Element data from apps and pages:
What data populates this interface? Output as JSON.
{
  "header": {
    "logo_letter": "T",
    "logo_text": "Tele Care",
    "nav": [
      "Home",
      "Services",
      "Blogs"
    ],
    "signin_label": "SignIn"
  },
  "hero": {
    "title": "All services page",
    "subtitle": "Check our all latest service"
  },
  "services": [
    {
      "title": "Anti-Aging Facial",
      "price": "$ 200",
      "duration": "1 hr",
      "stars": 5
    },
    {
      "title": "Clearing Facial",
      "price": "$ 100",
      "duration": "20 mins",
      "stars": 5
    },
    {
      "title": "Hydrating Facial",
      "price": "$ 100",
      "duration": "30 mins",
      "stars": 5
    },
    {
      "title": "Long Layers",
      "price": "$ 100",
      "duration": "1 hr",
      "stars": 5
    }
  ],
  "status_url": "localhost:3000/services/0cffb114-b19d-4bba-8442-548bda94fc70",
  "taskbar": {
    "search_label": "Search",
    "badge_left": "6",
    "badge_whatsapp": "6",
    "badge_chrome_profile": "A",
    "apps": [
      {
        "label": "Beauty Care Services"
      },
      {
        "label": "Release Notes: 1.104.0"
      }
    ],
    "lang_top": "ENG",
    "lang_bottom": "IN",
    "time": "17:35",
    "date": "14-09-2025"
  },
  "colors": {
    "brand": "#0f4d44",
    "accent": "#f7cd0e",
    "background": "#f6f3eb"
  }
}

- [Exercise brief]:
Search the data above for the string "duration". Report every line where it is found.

- [Result of this exercise]:
      "duration": "1 hr",
      "duration": "20 mins",
      "duration": "30 mins",
      "duration": "1 hr",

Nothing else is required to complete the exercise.